The new hydraulic-actuated systems (replacing the network of physical cables)—a change that eliminated nearly all of the established players by about 1970—opened the door for new untried companies willing to take a chance on this new radical technology.
The first hydraulic-based excavators were less capable than the cable systems that were in existence, and certainly couldn’t compete with them. However, they were small enough that they could be deployed for jobs previously done by hand, opening up a new market, in which the desired attributes were quite different from the big jobs that the cable actuated excavators were used for.
The technology involved in hydraulics continued to improve, however, and with time eventually equaled and then surpassed the needs formerly filled by cable-based systems.
While all of this new innovation was going on, the established firms were still going strong, and didn’t take much notice, if any, of the new technology or the new businesses using it (the newcomers were not considered competition as they could not compete with the big industries existing client base).

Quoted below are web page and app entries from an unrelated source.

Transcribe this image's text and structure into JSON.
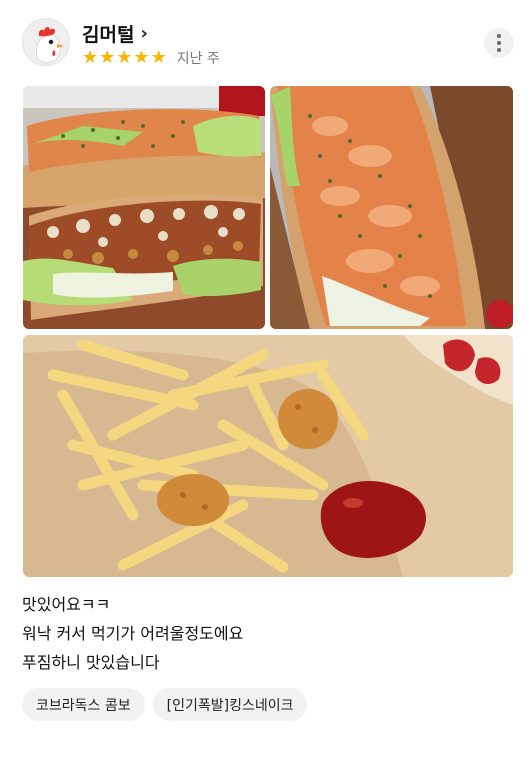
{
  "review": {
    "user_name": "김머털",
    "rating": 5,
    "rating_max": 5,
    "time_ago": "지난 주",
    "lines": [
      "맛있어요ㅋㅋ",
      "워낙 커서 먹기가 어려울정도에요",
      "푸짐하니 맛있습니다"
    ],
    "menu_tags": [
      "코브라독스 콤보",
      "[인기폭발]킹스네이크"
    ],
    "photos": [
      {
        "subject": "two-hotdogs-box-icon"
      },
      {
        "subject": "hotdog-closeup-icon"
      },
      {
        "subject": "fries-nuggets-ketchup-icon"
      }
    ]
  },
  "colors": {
    "star": "#f7b500",
    "tag_bg": "#f2f2f4"
  }
}
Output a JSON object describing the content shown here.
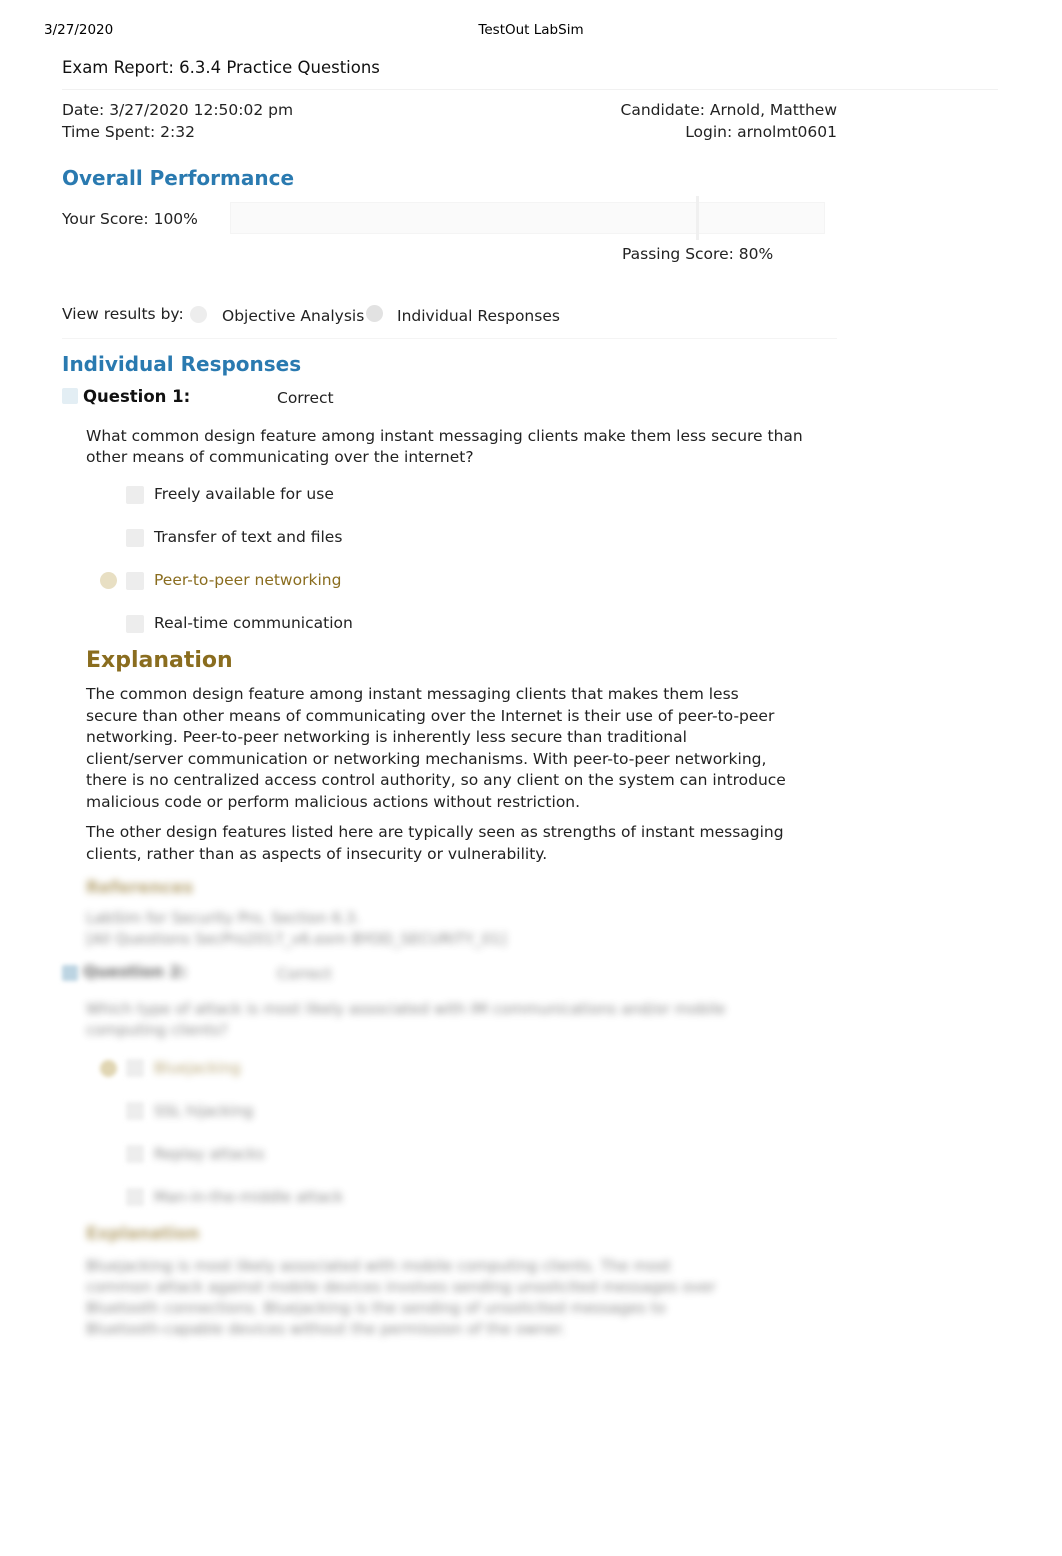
{
  "header": {
    "date": "3/27/2020",
    "app_title": "TestOut LabSim"
  },
  "report": {
    "title": "Exam Report: 6.3.4 Practice Questions",
    "date_line": "Date: 3/27/2020 12:50:02 pm",
    "time_spent_line": "Time Spent: 2:32",
    "candidate_line": "Candidate: Arnold, Matthew",
    "login_line": "Login: arnolmt0601"
  },
  "overall": {
    "heading": "Overall Performance",
    "your_score_label": "Your Score: 100%",
    "passing_score_label": "Passing Score: 80%",
    "score_percent": 100,
    "passing_percent": 80
  },
  "view_results": {
    "label": "View results by:",
    "options": [
      {
        "label": "Objective Analysis",
        "selected": false
      },
      {
        "label": "Individual Responses",
        "selected": true
      }
    ]
  },
  "individual_responses": {
    "heading": "Individual Responses",
    "questions": [
      {
        "label": "Question 1:",
        "status": "Correct",
        "prompt": "What common design feature among instant messaging clients make them less secure than other means of communicating over the internet?",
        "options": [
          {
            "text": "Freely available for use",
            "correct": false
          },
          {
            "text": "Transfer of text and files",
            "correct": false
          },
          {
            "text": "Peer-to-peer networking",
            "correct": true
          },
          {
            "text": "Real-time communication",
            "correct": false
          }
        ],
        "explanation_heading": "Explanation",
        "explanation_paragraphs": [
          "The common design feature among instant messaging clients that makes them less secure than other means of communicating over the Internet is their use of peer-to-peer networking. Peer-to-peer networking is inherently less secure than traditional client/server communication or networking mechanisms. With peer-to-peer networking, there is no centralized access control authority, so any client on the system can introduce malicious code or perform malicious actions without restriction.",
          "The other design features listed here are typically seen as strengths of instant messaging clients, rather than as aspects of insecurity or vulnerability."
        ]
      }
    ]
  },
  "blurred_content": {
    "references_heading": "References",
    "references_lines": [
      "LabSim for Security Pro, Section 6.3.",
      "[All Questions SecPro2017_v6.exm BYOD_SECURITY_01]"
    ],
    "question2_label": "Question 2:",
    "question2_status": "Correct",
    "question2_prompt": "Which type of attack is most likely associated with IM communications and/or mobile computing clients?",
    "question2_options": [
      {
        "text": "Bluejacking",
        "correct": true
      },
      {
        "text": "SSL hijacking",
        "correct": false
      },
      {
        "text": "Replay attacks",
        "correct": false
      },
      {
        "text": "Man-in-the-middle attack",
        "correct": false
      }
    ],
    "question2_explanation_heading": "Explanation",
    "question2_explanation": "Bluejacking is most likely associated with mobile computing clients. The most common attack against mobile devices involves sending unsolicited messages over Bluetooth connections. Bluejacking is the sending of unsolicited messages to Bluetooth-capable devices without the permission of the owner."
  }
}
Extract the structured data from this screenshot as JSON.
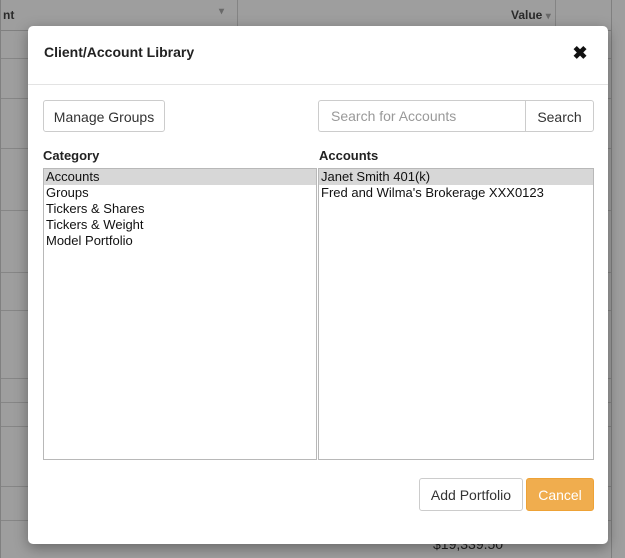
{
  "background": {
    "header_left": "nt",
    "header_right": "Value",
    "footer_value": "$19,339.50"
  },
  "modal": {
    "title": "Client/Account Library",
    "close_glyph": "✖",
    "manage_groups_label": "Manage Groups",
    "search": {
      "placeholder": "Search for Accounts",
      "value": "",
      "button_label": "Search"
    },
    "category": {
      "heading": "Category",
      "items": [
        {
          "label": "Accounts",
          "selected": true
        },
        {
          "label": "Groups",
          "selected": false
        },
        {
          "label": "Tickers & Shares",
          "selected": false
        },
        {
          "label": "Tickers & Weight",
          "selected": false
        },
        {
          "label": "Model Portfolio",
          "selected": false
        }
      ]
    },
    "accounts": {
      "heading": "Accounts",
      "items": [
        {
          "label": "Janet Smith 401(k)",
          "selected": true
        },
        {
          "label": "Fred and Wilma's Brokerage XXX0123",
          "selected": false
        }
      ]
    },
    "add_portfolio_label": "Add Portfolio",
    "cancel_label": "Cancel"
  },
  "colors": {
    "cancel_bg": "#f0ad4e",
    "selected_row_bg": "#d7d7d7",
    "overlay": "rgba(0,0,0,0.38)"
  },
  "icons": {
    "close": "close-icon",
    "sort": "sort-arrow-icon"
  }
}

Suddenly, so it seemed, (really a period of a decade or two) the new arrivals were “in the midst of the mainstream market.”

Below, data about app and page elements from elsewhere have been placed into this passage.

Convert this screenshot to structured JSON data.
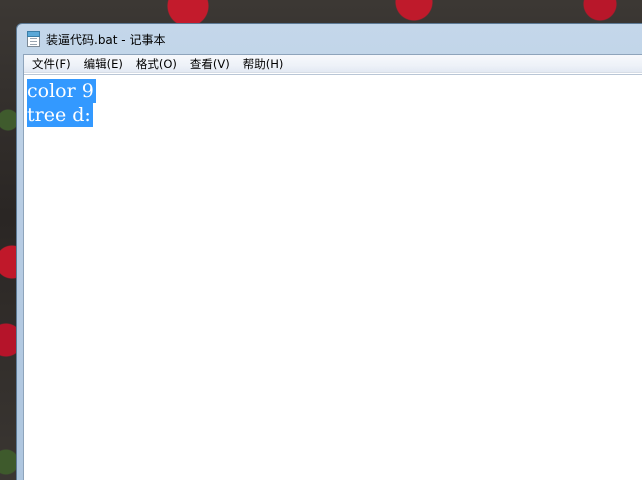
{
  "window": {
    "title": "装逼代码.bat - 记事本",
    "icon": "notepad-icon"
  },
  "menu": {
    "items": [
      "文件(F)",
      "编辑(E)",
      "格式(O)",
      "查看(V)",
      "帮助(H)"
    ]
  },
  "editor": {
    "lines": [
      "color 9",
      "tree d:"
    ],
    "selection_color": "#3399ff",
    "selected_text_color": "#ffffff"
  },
  "desktop": {
    "wallpaper": "strawberries"
  }
}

By the time the established companies realized what was happening and introduced their own hydraulics it was too late, and the fledging businesses that had appeared to be of no account were better positioned with the new technology.*
Moving from the world of mechanical improvements into our universe of high tech, Clayton Christensen had this to say about disruptive technologies in a March 2013 Wired Magazine interview:

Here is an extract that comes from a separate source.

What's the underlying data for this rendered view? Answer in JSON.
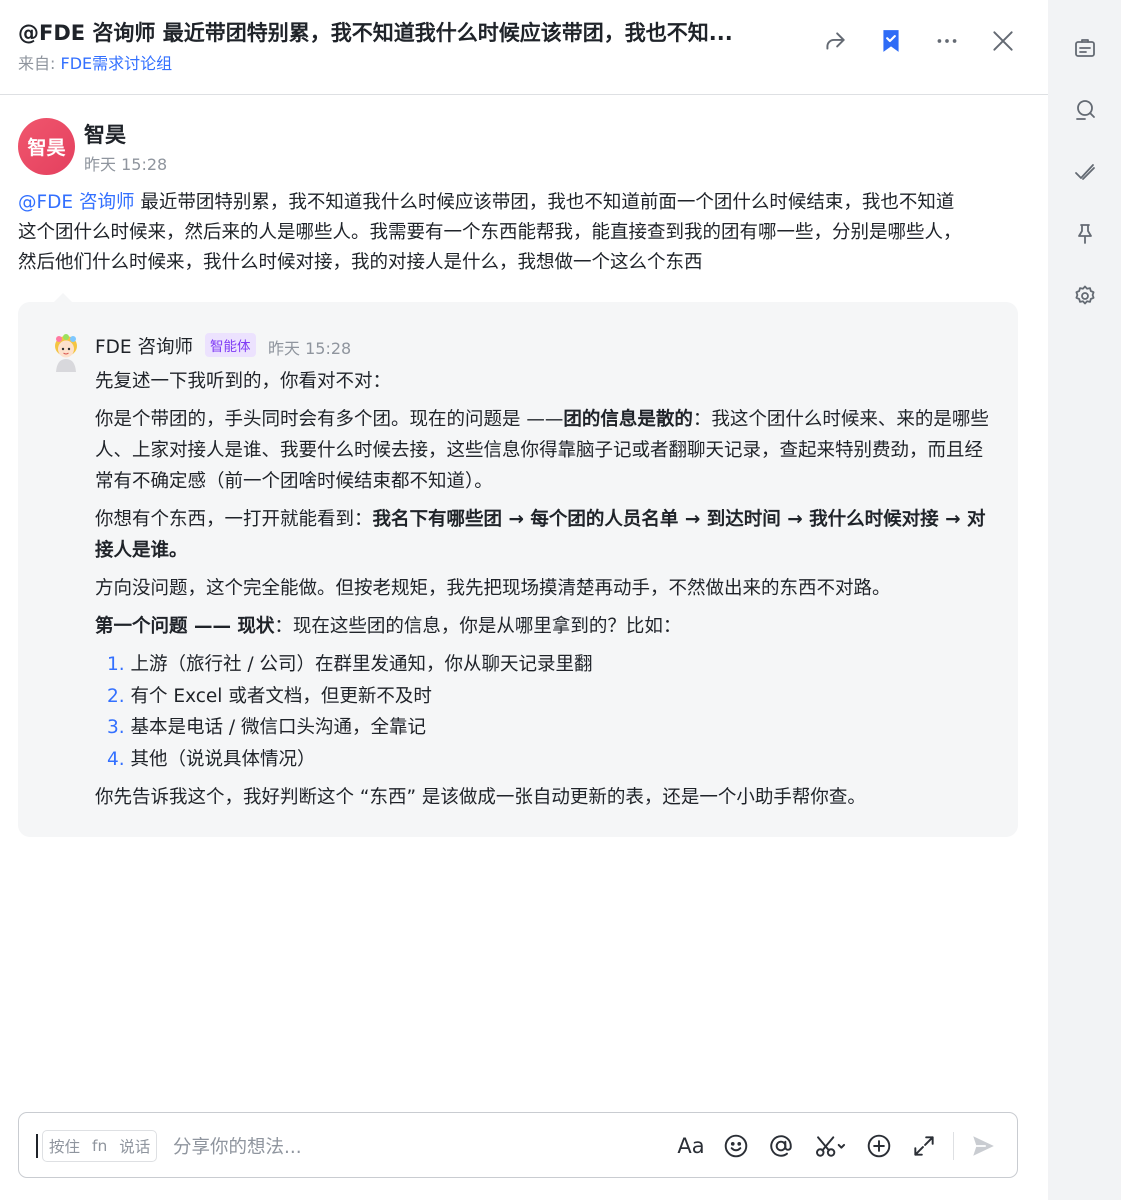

Howe (interviewer): If you had to list some industries right now that are either in a state of disruptive crisis or will be soon, what would they be?
Christensen: Journalism, certainly, and publishing broadly. Anything supported by advertising. That all of this is being disrupted is now beyond question.
And then I think higher education is just on the edge of the crevasse. Generally, universities are doing very well financially, so they don’t feel from the data that their world is going to collapse.
But I think even five years from now these enterprises are going to be in real trouble.
Howe: Why is higher education vulnerable?
Christensen: The availability of online learning. It will take root in its simplest applications, then just get better and better. You know, Harvard Business School doesn’t teach accounting anymore, because there’s a a guy out of BYU whose online accounting course is so good. He is extraordinary, and our accounting faculty, on average, is average.
Howe: What happens to all our institutions of advanced learning?
Christensen: Some will survive. Most will evolve hybrid models, in which universities license some courses from an online provider like Coursera but then provide more-specialized courses in person. Hybrids are actually a principle regardless of industry. If you want to use a new technology in a mainstream existing market, it has to be a hybrid. It’s like the electric car.
If you want to have a viable electric car, you have to ask if there is a market where the customers want a car that won’t go far or fast. The answer is, parents of teenagers would love to put their teens in a car that won’t go far or fast. Little by little, the technology will emerge to take it on longer trips. But if you want to have this new technology employed on the California freeways right now, it has to be a hybrid like a Prius, where you take the best of the old with the best of the new.
Monticello College is certainly not a disruptive technology, nor will we be competing with large universities any time soon. But we are positioned perfectly to take advantage of emerging disruptive technologies and we do occupy a unique niche and employ the hybrid concept creatively.
We believe that just like the bursting of the 2008 real estate bubble, there exists a higher education “tuition” bubble and that over the next five to ten years it will burst creating a real crisis for higher education. Our business model and academic structure is designed to accommodate these coming changes and provide stability and high quality liberal education for decades to come.
*Thanks to www.squeezedbooks.com